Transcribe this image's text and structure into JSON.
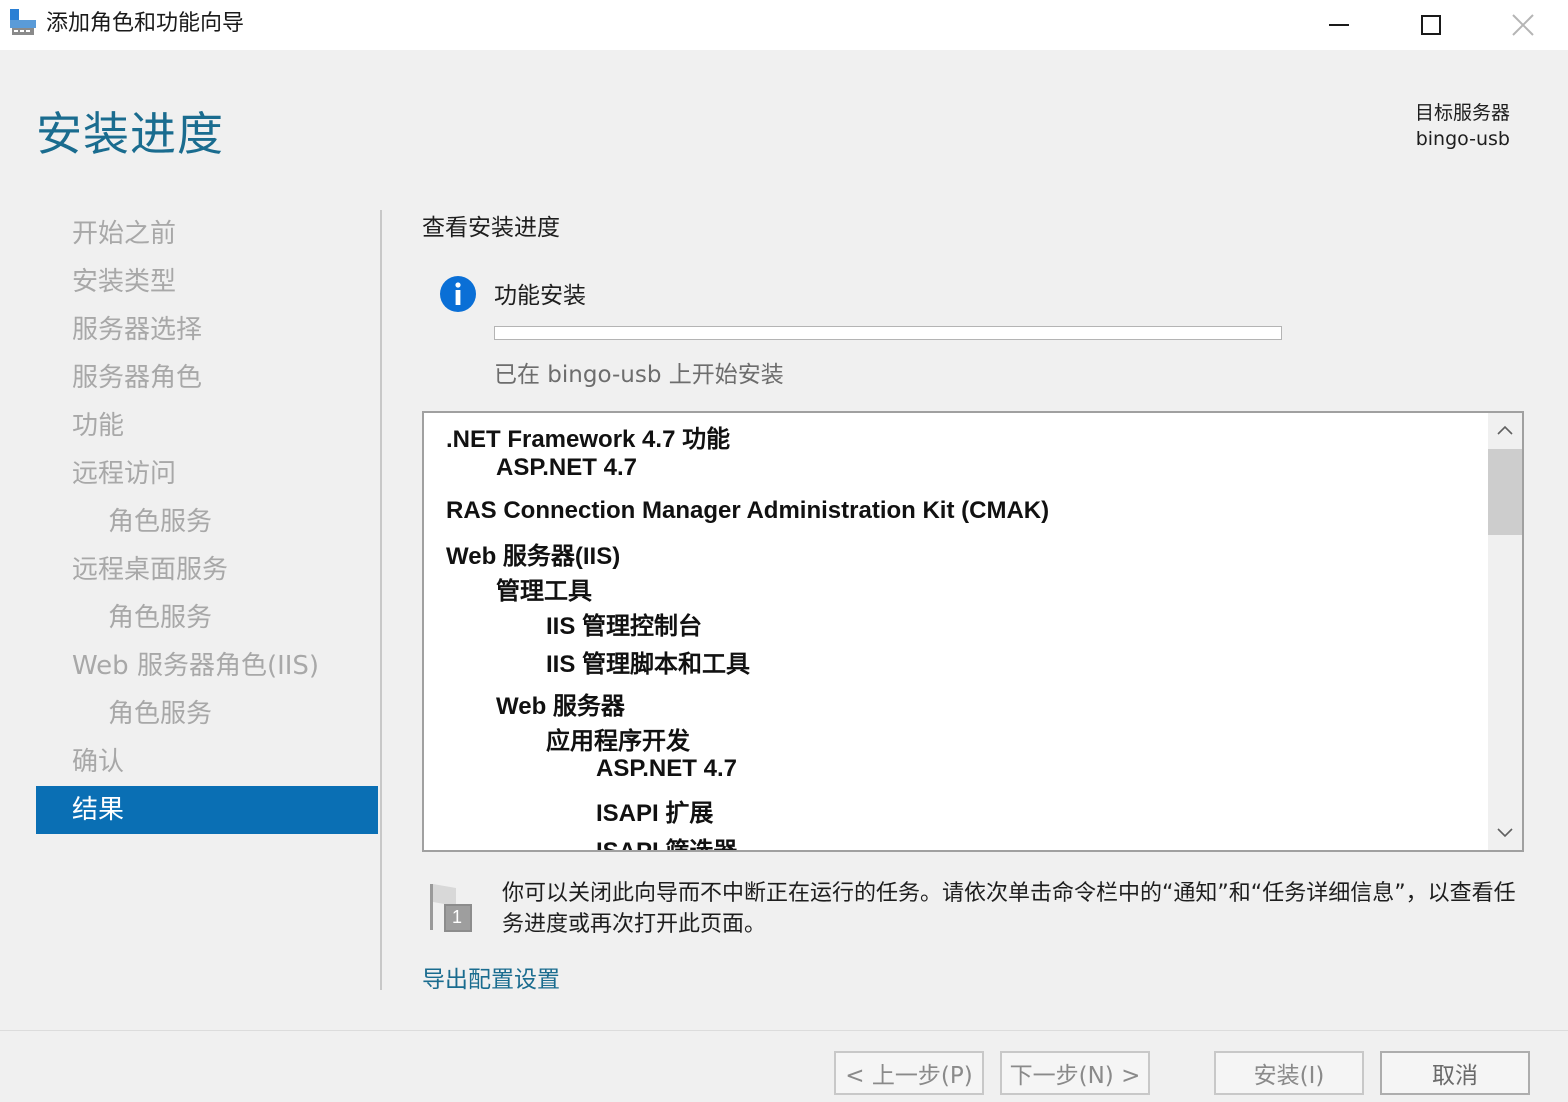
{
  "window": {
    "title": "添加角色和功能向导"
  },
  "header": {
    "page_title": "安装进度",
    "destination_label": "目标服务器",
    "destination_server": "bingo-usb"
  },
  "nav": {
    "items": [
      {
        "label": "开始之前",
        "level": 0,
        "active": false
      },
      {
        "label": "安装类型",
        "level": 0,
        "active": false
      },
      {
        "label": "服务器选择",
        "level": 0,
        "active": false
      },
      {
        "label": "服务器角色",
        "level": 0,
        "active": false
      },
      {
        "label": "功能",
        "level": 0,
        "active": false
      },
      {
        "label": "远程访问",
        "level": 0,
        "active": false
      },
      {
        "label": "角色服务",
        "level": 1,
        "active": false
      },
      {
        "label": "远程桌面服务",
        "level": 0,
        "active": false
      },
      {
        "label": "角色服务",
        "level": 1,
        "active": false
      },
      {
        "label": "Web 服务器角色(IIS)",
        "level": 0,
        "active": false
      },
      {
        "label": "角色服务",
        "level": 1,
        "active": false
      },
      {
        "label": "确认",
        "level": 0,
        "active": false
      },
      {
        "label": "结果",
        "level": 0,
        "active": true
      }
    ]
  },
  "content": {
    "title": "查看安装进度",
    "feature_title": "功能安装",
    "progress": 0,
    "status": "已在 bingo-usb 上开始安装",
    "list": [
      ".NET Framework 4.7 功能",
      "ASP.NET 4.7",
      "RAS Connection Manager Administration Kit (CMAK)",
      "Web 服务器(IIS)",
      "管理工具",
      "IIS 管理控制台",
      "IIS 管理脚本和工具",
      "Web 服务器",
      "应用程序开发",
      "ASP.NET 4.7",
      "ISAPI 扩展",
      "ISAPI 筛选器"
    ],
    "note": "你可以关闭此向导而不中断正在运行的任务。请依次单击命令栏中的“通知”和“任务详细信息”，以查看任务进度或再次打开此页面。",
    "note_badge": "1",
    "export_link": "导出配置设置"
  },
  "footer": {
    "prev_label": "< 上一步(P)",
    "next_label": "下一步(N) >",
    "install_label": "安装(I)",
    "cancel_label": "取消"
  },
  "colors": {
    "accent": "#1a6c8f",
    "nav_active": "#0a6fb4",
    "info_blue": "#0a6fd6"
  },
  "icons": {
    "app": "server-manager-icon",
    "info": "info-icon",
    "note": "flag-notification-icon"
  }
}
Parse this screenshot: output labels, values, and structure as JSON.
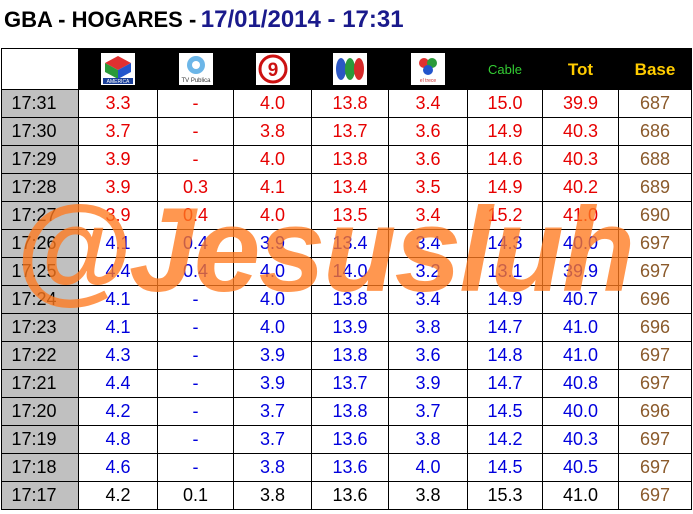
{
  "title": {
    "left": "GBA - HOGARES -",
    "right": "17/01/2014 - 17:31"
  },
  "headers": {
    "ch1": "AMERICA",
    "ch2": "TV Publica",
    "ch3": "9",
    "ch4": "",
    "ch5": "el trece",
    "cable": "Cable",
    "tot": "Tot",
    "base": "Base"
  },
  "colors": {
    "red": "#e60000",
    "blue": "#0000dd",
    "black": "#000000",
    "brown": "#8b5a2b",
    "watermark": "#ff7a1f"
  },
  "watermark": "@Jesusluh",
  "rows": [
    {
      "time": "17:31",
      "ch1": "3.3",
      "ch2": "-",
      "ch3": "4.0",
      "ch4": "13.8",
      "ch5": "3.4",
      "cable": "15.0",
      "tot": "39.9",
      "base": "687",
      "color": "red"
    },
    {
      "time": "17:30",
      "ch1": "3.7",
      "ch2": "-",
      "ch3": "3.8",
      "ch4": "13.7",
      "ch5": "3.6",
      "cable": "14.9",
      "tot": "40.3",
      "base": "686",
      "color": "red"
    },
    {
      "time": "17:29",
      "ch1": "3.9",
      "ch2": "-",
      "ch3": "4.0",
      "ch4": "13.8",
      "ch5": "3.6",
      "cable": "14.6",
      "tot": "40.3",
      "base": "688",
      "color": "red"
    },
    {
      "time": "17:28",
      "ch1": "3.9",
      "ch2": "0.3",
      "ch3": "4.1",
      "ch4": "13.4",
      "ch5": "3.5",
      "cable": "14.9",
      "tot": "40.2",
      "base": "689",
      "color": "red"
    },
    {
      "time": "17:27",
      "ch1": "3.9",
      "ch2": "0.4",
      "ch3": "4.0",
      "ch4": "13.5",
      "ch5": "3.4",
      "cable": "15.2",
      "tot": "41.0",
      "base": "690",
      "color": "red"
    },
    {
      "time": "17:26",
      "ch1": "4.1",
      "ch2": "0.4",
      "ch3": "3.9",
      "ch4": "13.4",
      "ch5": "3.4",
      "cable": "14.3",
      "tot": "40.0",
      "base": "697",
      "color": "blue"
    },
    {
      "time": "17:25",
      "ch1": "4.4",
      "ch2": "0.4",
      "ch3": "4.0",
      "ch4": "14.0",
      "ch5": "3.2",
      "cable": "13.1",
      "tot": "39.9",
      "base": "697",
      "color": "blue"
    },
    {
      "time": "17:24",
      "ch1": "4.1",
      "ch2": "-",
      "ch3": "4.0",
      "ch4": "13.8",
      "ch5": "3.4",
      "cable": "14.9",
      "tot": "40.7",
      "base": "696",
      "color": "blue"
    },
    {
      "time": "17:23",
      "ch1": "4.1",
      "ch2": "-",
      "ch3": "4.0",
      "ch4": "13.9",
      "ch5": "3.8",
      "cable": "14.7",
      "tot": "41.0",
      "base": "696",
      "color": "blue"
    },
    {
      "time": "17:22",
      "ch1": "4.3",
      "ch2": "-",
      "ch3": "3.9",
      "ch4": "13.8",
      "ch5": "3.6",
      "cable": "14.8",
      "tot": "41.0",
      "base": "697",
      "color": "blue"
    },
    {
      "time": "17:21",
      "ch1": "4.4",
      "ch2": "-",
      "ch3": "3.9",
      "ch4": "13.7",
      "ch5": "3.9",
      "cable": "14.7",
      "tot": "40.8",
      "base": "697",
      "color": "blue"
    },
    {
      "time": "17:20",
      "ch1": "4.2",
      "ch2": "-",
      "ch3": "3.7",
      "ch4": "13.8",
      "ch5": "3.7",
      "cable": "14.5",
      "tot": "40.0",
      "base": "696",
      "color": "blue"
    },
    {
      "time": "17:19",
      "ch1": "4.8",
      "ch2": "-",
      "ch3": "3.7",
      "ch4": "13.6",
      "ch5": "3.8",
      "cable": "14.2",
      "tot": "40.3",
      "base": "697",
      "color": "blue"
    },
    {
      "time": "17:18",
      "ch1": "4.6",
      "ch2": "-",
      "ch3": "3.8",
      "ch4": "13.6",
      "ch5": "4.0",
      "cable": "14.5",
      "tot": "40.5",
      "base": "697",
      "color": "blue"
    },
    {
      "time": "17:17",
      "ch1": "4.2",
      "ch2": "0.1",
      "ch3": "3.8",
      "ch4": "13.6",
      "ch5": "3.8",
      "cable": "15.3",
      "tot": "41.0",
      "base": "697",
      "color": "black"
    }
  ]
}
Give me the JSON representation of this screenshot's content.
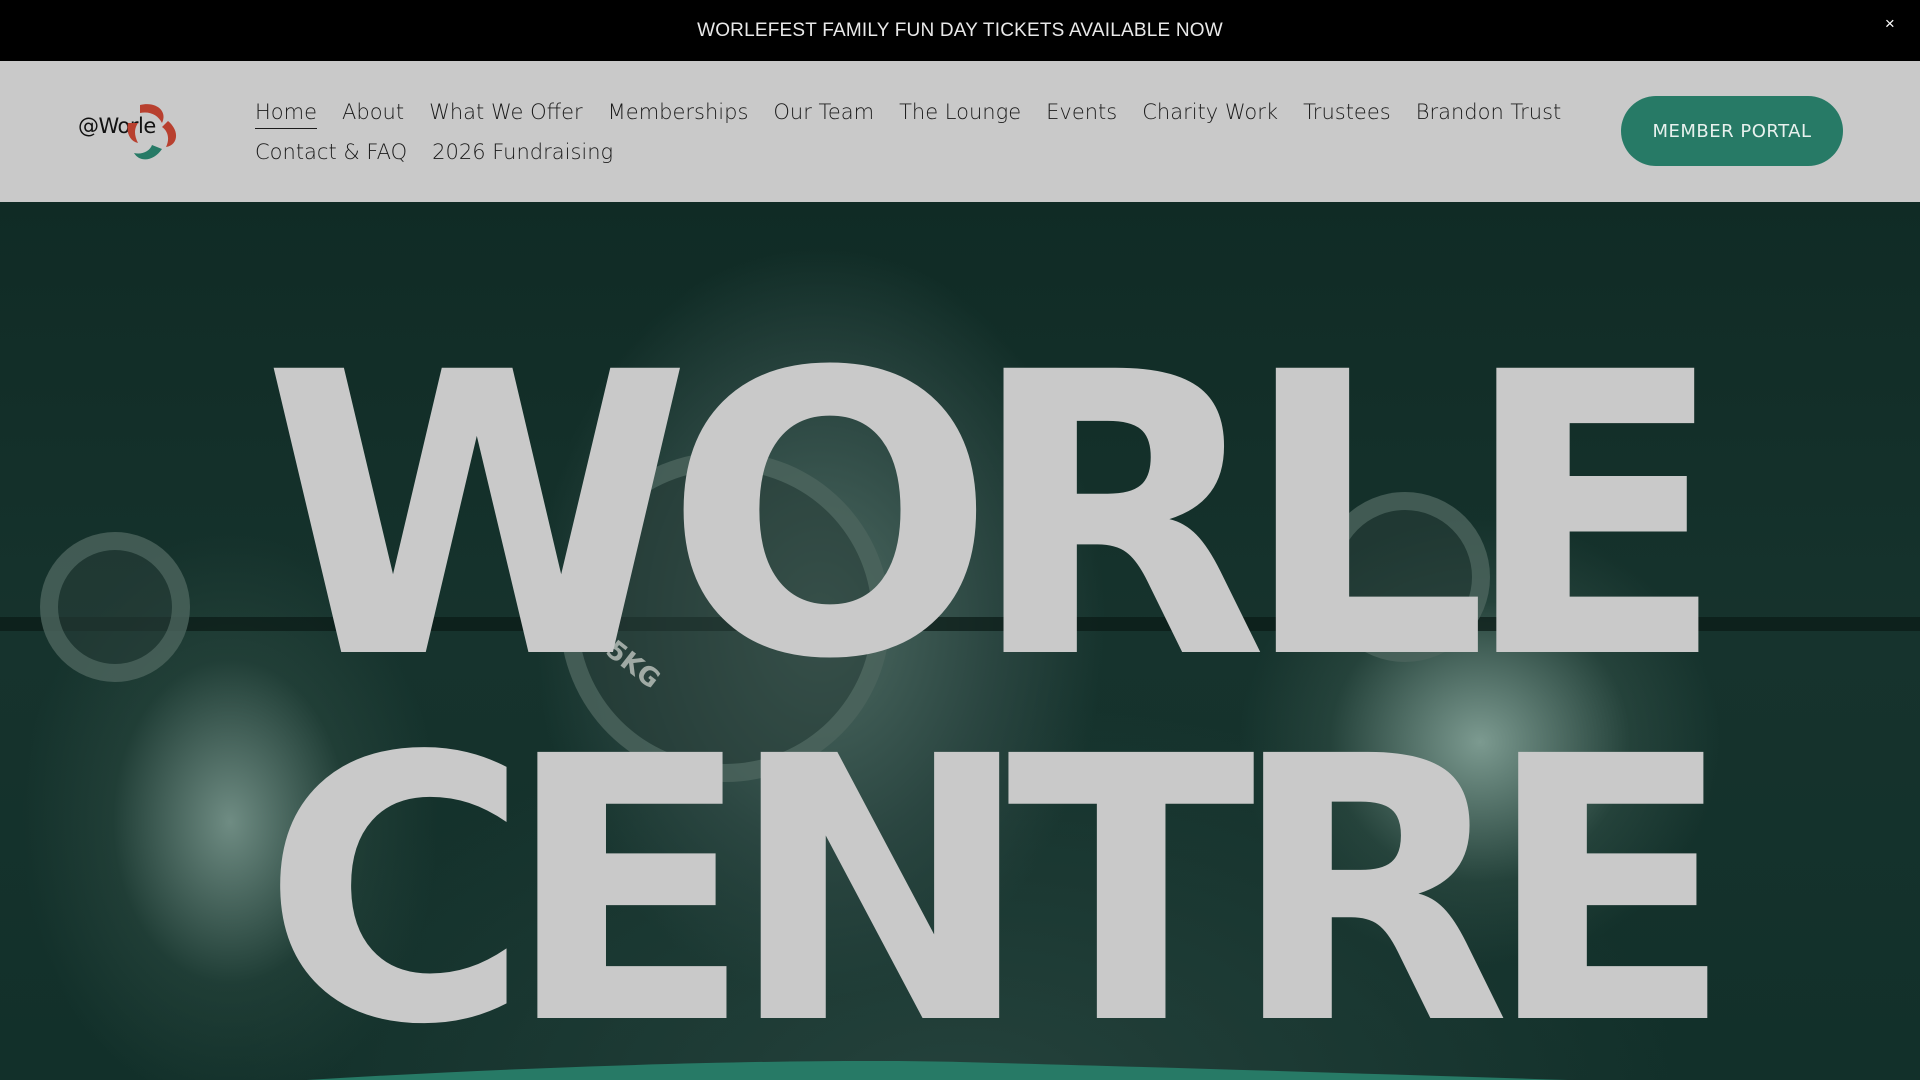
{
  "announcement": {
    "text": "WORLEFEST FAMILY FUN DAY TICKETS AVAILABLE NOW",
    "close_glyph": "×"
  },
  "header": {
    "logo_text": "@Worle",
    "logo_colors": {
      "red": "#b8402f",
      "green": "#277a66"
    },
    "nav": {
      "row1": [
        {
          "label": "Home",
          "active": true
        },
        {
          "label": "About"
        },
        {
          "label": "What We Offer"
        },
        {
          "label": "Memberships"
        },
        {
          "label": "Our Team"
        },
        {
          "label": "The Lounge"
        },
        {
          "label": "Events"
        },
        {
          "label": "Charity Work"
        },
        {
          "label": "Trustees"
        },
        {
          "label": "Brandon Trust"
        }
      ],
      "row2": [
        {
          "label": "Contact & FAQ"
        },
        {
          "label": "2026 Fundraising"
        }
      ]
    },
    "portal_button": "MEMBER PORTAL",
    "accent_color": "#277a66"
  },
  "hero": {
    "title_line1": "WORLE",
    "title_line2": "CENTRE",
    "plate_label": "5KG",
    "background_icon": "gym-photo-dumbbell-lift"
  }
}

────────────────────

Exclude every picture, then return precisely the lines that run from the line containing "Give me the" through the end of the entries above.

### Written answer
Give me the JSON representation of this screenshot's content.
{
  "announcement": {
    "text": "WORLEFEST FAMILY FUN DAY TICKETS AVAILABLE NOW",
    "close_glyph": "×"
  },
  "header": {
    "logo_text": "@Worle",
    "logo_colors": {
      "red": "#b8402f",
      "green": "#277a66"
    },
    "nav": {
      "row1": [
        {
          "label": "Home",
          "active": true
        },
        {
          "label": "About"
        },
        {
          "label": "What We Offer"
        },
        {
          "label": "Memberships"
        },
        {
          "label": "Our Team"
        },
        {
          "label": "The Lounge"
        },
        {
          "label": "Events"
        },
        {
          "label": "Charity Work"
        },
        {
          "label": "Trustees"
        },
        {
          "label": "Brandon Trust"
        }
      ],
      "row2": [
        {
          "label": "Contact & FAQ"
        },
        {
          "label": "2026 Fundraising"
        }
      ]
    },
    "portal_button": "MEMBER PORTAL",
    "accent_color": "#277a66"
  },
  "hero": {
    "title_line1": "WORLE",
    "title_line2": "CENTRE",
    "plate_label": "5KG",
    "background_icon": "gym-photo-dumbbell-lift"
  }
}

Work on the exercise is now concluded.